The national Republicans are telling an ever-growing number of candidates, "You're on your own, son."
Or daughter, in a few cases, like Florida.
In reply to Larry of Oak Park, the partial answer may be the particular state of politics in Illinois. National Democrats are almost entirely disconnected from and disassociate themselves from the State Democrats. The state party at the Springfield and Chicago local levels are preceived to be too corrupt. Even though Obama was a former state senator, no one connects him in anyway with Mayor Daley or the Governor. In fact the hope for Bean and Duckworth is not the Democratic machine operations, but the fact that the GOP's candidate for governor will suppress GOP turnout.
I think it's even worse than the study cites. I travel all over the Midwest for my job. I was in MO last week where Democrat Claire McCaskill and Republican Jim Talent are duking it out for U.S. Senate.
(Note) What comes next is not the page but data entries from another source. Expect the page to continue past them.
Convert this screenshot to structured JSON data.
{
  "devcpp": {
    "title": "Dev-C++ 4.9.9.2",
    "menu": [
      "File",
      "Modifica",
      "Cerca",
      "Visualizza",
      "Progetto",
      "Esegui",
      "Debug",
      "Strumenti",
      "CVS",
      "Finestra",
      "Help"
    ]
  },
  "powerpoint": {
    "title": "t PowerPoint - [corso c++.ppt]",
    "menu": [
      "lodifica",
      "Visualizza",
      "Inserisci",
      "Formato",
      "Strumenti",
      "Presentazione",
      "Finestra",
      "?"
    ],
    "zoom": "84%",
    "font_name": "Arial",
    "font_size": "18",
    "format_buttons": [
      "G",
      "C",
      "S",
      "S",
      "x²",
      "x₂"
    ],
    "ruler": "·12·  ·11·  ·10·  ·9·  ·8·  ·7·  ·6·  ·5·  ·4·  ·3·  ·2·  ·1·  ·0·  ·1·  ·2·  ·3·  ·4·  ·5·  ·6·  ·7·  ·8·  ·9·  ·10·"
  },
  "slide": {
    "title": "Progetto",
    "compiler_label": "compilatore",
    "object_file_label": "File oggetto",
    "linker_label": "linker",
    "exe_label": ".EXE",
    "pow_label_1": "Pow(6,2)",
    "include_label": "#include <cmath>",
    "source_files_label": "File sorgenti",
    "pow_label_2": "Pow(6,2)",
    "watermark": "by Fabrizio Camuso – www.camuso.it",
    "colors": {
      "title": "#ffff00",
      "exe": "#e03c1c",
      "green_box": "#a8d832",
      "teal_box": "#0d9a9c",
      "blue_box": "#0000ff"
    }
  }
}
While the newscasts were short on analysis, the commercial breaks were loaded with Talent ads attacking McCaskill and McCaskill ads attacking Talent. Each commercial break would have one attack ad from a candidate immediately followed by the exact opposite claim from the other. For example, first you find out that Claire McCaskill has failed seniors, only to find out in the next commercial that Jim Talent has failed seniors. Same is true in other places, such as the Michigan race for Governor where Granholm and DeVos are bickering over who has sent the most Michigan jobs overseas. The lack of analysis is market driven -- both in the sense that the stations feel that the nuance involved in a thorough examination of the claims of the candidates would likely drive the audience away and that an important advertising market for the station are the candidates themselves. The local affiliates must be raking in a fortune from campaign advertising -- why would they want to risk alienating one or both of candidates by determining who has actually failed seniors or sent jobs overseas? So viewers are treated to a he said/she said without any context. Heaven help our democracy.